Each year, Blackboard, Inc., presents a range of awards to leaders at academic institutions across the country. The Catalyst Award for Leading Change is presented to educational institutions that have implemented educational technology strategies campuswide in novel ways to support the needs of their faculty, students, and staff.
“This award illustrates what can happen when customers and vendors partner on a common goal like student success,” explains Fritz.
Using Blackboard tools and technology, UMBC has created one of the most robust data warehouse in higher education. Joseph led the development of the UMBC data warehouse, called REX, which combines systems from across the university. He explains that REX was built using the Blackboard Analytics platform, noting that it “integrates academic, faculty, and administrative data from systems throughout UMBC and allows authorized faculty, staff, and institutional researchers to report and analyze University data to help turn data into insight.”
“The award shows how the collaborative spirit of UMBC is helping to improve the success of our students,” says Joseph.
Fritz notes that Blackboard also helped the team expand their work in important ways. “We piloted an approach to learning analytics that Blackboard refined and scaled in ways we never could. In turn, this freed us up to dive deeper and share our lessons learned about student engagement, faculty course design and the use of of a learning management system (LMS) as a diagnostic and early warning tool, not just a way to deliver content like the syllabus,” he explains.
In a recent article in EduCause Review, Fritz describes how UMBC analyzed data on an existing learning management system to help the instructor utilize a Blackboard tool more effectively in his course, and then applied their findings in a broader way to help more faculty and students across the university.
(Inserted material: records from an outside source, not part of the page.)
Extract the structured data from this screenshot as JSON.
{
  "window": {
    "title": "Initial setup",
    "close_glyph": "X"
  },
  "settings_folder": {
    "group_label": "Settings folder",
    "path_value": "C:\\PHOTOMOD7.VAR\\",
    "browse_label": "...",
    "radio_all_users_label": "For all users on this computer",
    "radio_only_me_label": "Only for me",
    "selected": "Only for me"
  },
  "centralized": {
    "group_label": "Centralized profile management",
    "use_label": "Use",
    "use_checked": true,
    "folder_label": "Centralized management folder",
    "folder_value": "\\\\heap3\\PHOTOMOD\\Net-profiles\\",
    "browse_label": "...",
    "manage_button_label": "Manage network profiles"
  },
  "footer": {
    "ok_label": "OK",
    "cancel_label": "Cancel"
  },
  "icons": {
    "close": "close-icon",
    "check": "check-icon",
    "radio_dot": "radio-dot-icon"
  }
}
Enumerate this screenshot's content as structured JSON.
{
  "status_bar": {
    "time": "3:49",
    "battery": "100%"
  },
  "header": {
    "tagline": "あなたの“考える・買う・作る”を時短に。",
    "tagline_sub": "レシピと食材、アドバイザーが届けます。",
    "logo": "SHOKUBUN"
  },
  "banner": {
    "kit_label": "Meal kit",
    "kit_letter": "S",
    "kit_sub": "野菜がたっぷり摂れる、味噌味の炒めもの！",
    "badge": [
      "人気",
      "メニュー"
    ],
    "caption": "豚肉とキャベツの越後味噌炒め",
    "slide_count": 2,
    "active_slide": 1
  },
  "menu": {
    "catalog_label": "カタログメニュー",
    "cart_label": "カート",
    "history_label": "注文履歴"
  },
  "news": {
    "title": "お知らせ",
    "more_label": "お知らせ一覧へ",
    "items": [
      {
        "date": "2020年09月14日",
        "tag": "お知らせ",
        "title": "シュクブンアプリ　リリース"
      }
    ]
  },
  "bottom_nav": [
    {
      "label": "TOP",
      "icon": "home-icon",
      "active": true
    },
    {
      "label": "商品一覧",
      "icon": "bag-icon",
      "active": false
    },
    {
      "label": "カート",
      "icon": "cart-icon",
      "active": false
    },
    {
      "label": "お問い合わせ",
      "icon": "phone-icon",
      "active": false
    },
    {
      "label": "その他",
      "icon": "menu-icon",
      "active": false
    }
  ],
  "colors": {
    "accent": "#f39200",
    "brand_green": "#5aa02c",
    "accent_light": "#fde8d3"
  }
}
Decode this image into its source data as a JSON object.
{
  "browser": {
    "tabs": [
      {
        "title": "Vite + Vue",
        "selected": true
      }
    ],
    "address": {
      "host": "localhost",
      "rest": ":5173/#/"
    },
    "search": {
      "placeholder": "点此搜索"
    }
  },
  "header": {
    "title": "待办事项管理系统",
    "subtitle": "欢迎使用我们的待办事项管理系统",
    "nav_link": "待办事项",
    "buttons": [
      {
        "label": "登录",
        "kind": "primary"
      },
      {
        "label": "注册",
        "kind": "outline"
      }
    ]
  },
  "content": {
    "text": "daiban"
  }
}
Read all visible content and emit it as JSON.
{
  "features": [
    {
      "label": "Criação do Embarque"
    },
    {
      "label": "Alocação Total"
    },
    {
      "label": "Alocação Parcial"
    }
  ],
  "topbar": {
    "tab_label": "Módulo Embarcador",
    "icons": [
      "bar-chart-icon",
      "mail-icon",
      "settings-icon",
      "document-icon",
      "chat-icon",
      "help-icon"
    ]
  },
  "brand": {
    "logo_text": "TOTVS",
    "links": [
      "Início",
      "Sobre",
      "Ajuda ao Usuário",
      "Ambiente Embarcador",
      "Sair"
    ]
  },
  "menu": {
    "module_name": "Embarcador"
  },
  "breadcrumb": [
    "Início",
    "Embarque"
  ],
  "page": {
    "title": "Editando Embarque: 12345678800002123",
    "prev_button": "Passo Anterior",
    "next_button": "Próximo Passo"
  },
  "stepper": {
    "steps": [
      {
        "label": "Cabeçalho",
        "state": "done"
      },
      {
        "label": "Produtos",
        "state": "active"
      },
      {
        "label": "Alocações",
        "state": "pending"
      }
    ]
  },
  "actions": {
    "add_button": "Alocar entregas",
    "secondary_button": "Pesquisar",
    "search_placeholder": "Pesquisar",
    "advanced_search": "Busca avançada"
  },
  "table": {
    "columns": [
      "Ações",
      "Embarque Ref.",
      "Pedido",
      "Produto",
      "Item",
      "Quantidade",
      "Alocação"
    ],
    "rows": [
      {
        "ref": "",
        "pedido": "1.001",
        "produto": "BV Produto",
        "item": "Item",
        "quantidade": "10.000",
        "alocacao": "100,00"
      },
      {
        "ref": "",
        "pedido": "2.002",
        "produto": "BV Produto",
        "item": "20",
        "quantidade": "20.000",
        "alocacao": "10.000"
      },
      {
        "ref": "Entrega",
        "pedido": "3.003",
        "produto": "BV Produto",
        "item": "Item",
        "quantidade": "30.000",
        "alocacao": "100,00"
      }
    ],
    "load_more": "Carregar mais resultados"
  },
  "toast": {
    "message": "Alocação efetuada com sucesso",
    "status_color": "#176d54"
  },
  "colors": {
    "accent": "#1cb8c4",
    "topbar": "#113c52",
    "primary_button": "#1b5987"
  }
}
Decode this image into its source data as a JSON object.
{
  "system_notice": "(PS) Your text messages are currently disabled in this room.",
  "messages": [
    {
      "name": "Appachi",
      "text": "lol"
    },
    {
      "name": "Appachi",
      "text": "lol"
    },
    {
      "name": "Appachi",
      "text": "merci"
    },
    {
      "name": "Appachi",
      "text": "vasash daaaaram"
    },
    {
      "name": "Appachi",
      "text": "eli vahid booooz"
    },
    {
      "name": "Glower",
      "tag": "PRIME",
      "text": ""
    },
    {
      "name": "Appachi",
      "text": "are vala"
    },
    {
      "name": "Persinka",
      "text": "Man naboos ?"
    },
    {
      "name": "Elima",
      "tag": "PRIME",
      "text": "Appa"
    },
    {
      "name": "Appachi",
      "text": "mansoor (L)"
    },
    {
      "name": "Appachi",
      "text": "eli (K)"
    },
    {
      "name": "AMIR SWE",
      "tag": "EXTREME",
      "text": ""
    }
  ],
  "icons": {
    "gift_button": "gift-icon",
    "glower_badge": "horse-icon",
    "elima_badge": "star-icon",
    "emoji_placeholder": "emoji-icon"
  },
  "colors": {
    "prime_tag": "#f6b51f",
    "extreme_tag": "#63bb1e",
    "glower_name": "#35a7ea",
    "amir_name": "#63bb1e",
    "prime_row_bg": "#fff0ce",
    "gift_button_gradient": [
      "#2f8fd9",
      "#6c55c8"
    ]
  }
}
Fritz worked with a tool called “adaptive release,” which allows an instructor to set conditions students must meet to access course content” to ensure each student is prepared for increasingly challenging material. He identified which faculty used this particular tool, analyzed quantitative data to determine who was using the tool most effectively, and then examined in greater detail the top cases to determine why adaptive release was particularly effective in certain courses. He explained that UMBC now uses this approach to identify other tools that are particularly effective in supporting student learning.
Read “Moving the Heart and Head: Implications for Learning Analytics Research” in EduCause Review.
Banner image: Jack Suess, John Fritz, and Kevin Joseph. Photo by Marlayna Demond ’11 for UMBC.